> _Aim of the exercise_: Return every record below exactly; leave out the images.

> _Records supplied_:
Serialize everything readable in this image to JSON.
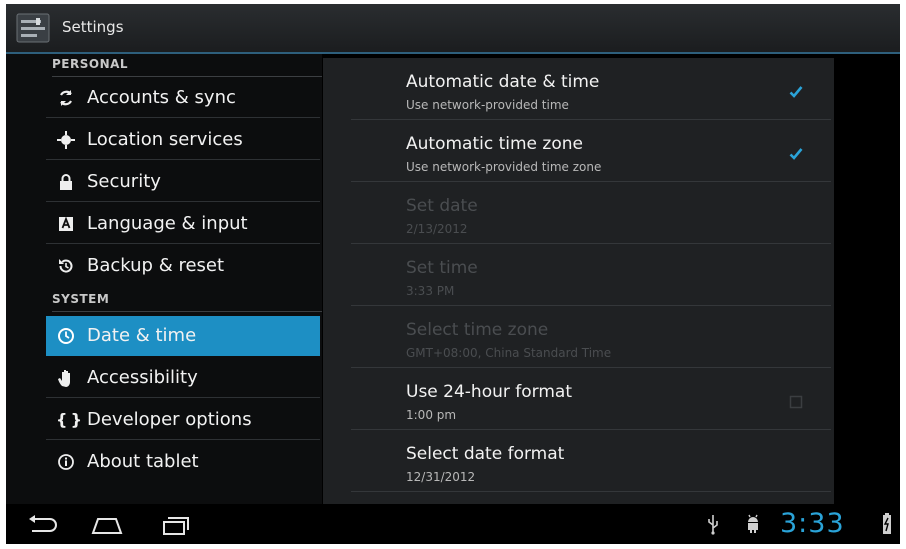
{
  "actionbar": {
    "title": "Settings",
    "icon": "settings-app-icon"
  },
  "sidebar": {
    "personal_header": "PERSONAL",
    "system_header": "SYSTEM",
    "personal_items": [
      {
        "label": "Accounts & sync",
        "icon": "sync-icon"
      },
      {
        "label": "Location services",
        "icon": "location-icon"
      },
      {
        "label": "Security",
        "icon": "lock-icon"
      },
      {
        "label": "Language & input",
        "icon": "keyboard-icon"
      },
      {
        "label": "Backup & reset",
        "icon": "backup-icon"
      }
    ],
    "system_items": [
      {
        "label": "Date & time",
        "icon": "clock-icon",
        "selected": true
      },
      {
        "label": "Accessibility",
        "icon": "hand-icon"
      },
      {
        "label": "Developer options",
        "icon": "braces-icon"
      },
      {
        "label": "About tablet",
        "icon": "info-icon"
      }
    ]
  },
  "detail": {
    "prefs": [
      {
        "title": "Automatic date & time",
        "summary": "Use network-provided time",
        "checked": true,
        "enabled": true
      },
      {
        "title": "Automatic time zone",
        "summary": "Use network-provided time zone",
        "checked": true,
        "enabled": true
      },
      {
        "title": "Set date",
        "summary": "2/13/2012",
        "enabled": false
      },
      {
        "title": "Set time",
        "summary": "3:33 PM",
        "enabled": false
      },
      {
        "title": "Select time zone",
        "summary": "GMT+08:00, China Standard Time",
        "enabled": false
      },
      {
        "title": "Use 24-hour format",
        "summary": "1:00 pm",
        "checked": false,
        "enabled": true
      },
      {
        "title": "Select date format",
        "summary": "12/31/2012",
        "enabled": true
      }
    ]
  },
  "systembar": {
    "clock": "3:33"
  },
  "colors": {
    "accent": "#1d8fc4",
    "clock": "#2aa3d8"
  }
}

> _Answer to this problem_:
Serialize everything readable in this image to JSON.
{
  "actionbar": {
    "title": "Settings",
    "icon": "settings-app-icon"
  },
  "sidebar": {
    "personal_header": "PERSONAL",
    "system_header": "SYSTEM",
    "personal_items": [
      {
        "label": "Accounts & sync",
        "icon": "sync-icon"
      },
      {
        "label": "Location services",
        "icon": "location-icon"
      },
      {
        "label": "Security",
        "icon": "lock-icon"
      },
      {
        "label": "Language & input",
        "icon": "keyboard-icon"
      },
      {
        "label": "Backup & reset",
        "icon": "backup-icon"
      }
    ],
    "system_items": [
      {
        "label": "Date & time",
        "icon": "clock-icon",
        "selected": true
      },
      {
        "label": "Accessibility",
        "icon": "hand-icon"
      },
      {
        "label": "Developer options",
        "icon": "braces-icon"
      },
      {
        "label": "About tablet",
        "icon": "info-icon"
      }
    ]
  },
  "detail": {
    "prefs": [
      {
        "title": "Automatic date & time",
        "summary": "Use network-provided time",
        "checked": true,
        "enabled": true
      },
      {
        "title": "Automatic time zone",
        "summary": "Use network-provided time zone",
        "checked": true,
        "enabled": true
      },
      {
        "title": "Set date",
        "summary": "2/13/2012",
        "enabled": false
      },
      {
        "title": "Set time",
        "summary": "3:33 PM",
        "enabled": false
      },
      {
        "title": "Select time zone",
        "summary": "GMT+08:00, China Standard Time",
        "enabled": false
      },
      {
        "title": "Use 24-hour format",
        "summary": "1:00 pm",
        "checked": false,
        "enabled": true
      },
      {
        "title": "Select date format",
        "summary": "12/31/2012",
        "enabled": true
      }
    ]
  },
  "systembar": {
    "clock": "3:33"
  },
  "colors": {
    "accent": "#1d8fc4",
    "clock": "#2aa3d8"
  }
}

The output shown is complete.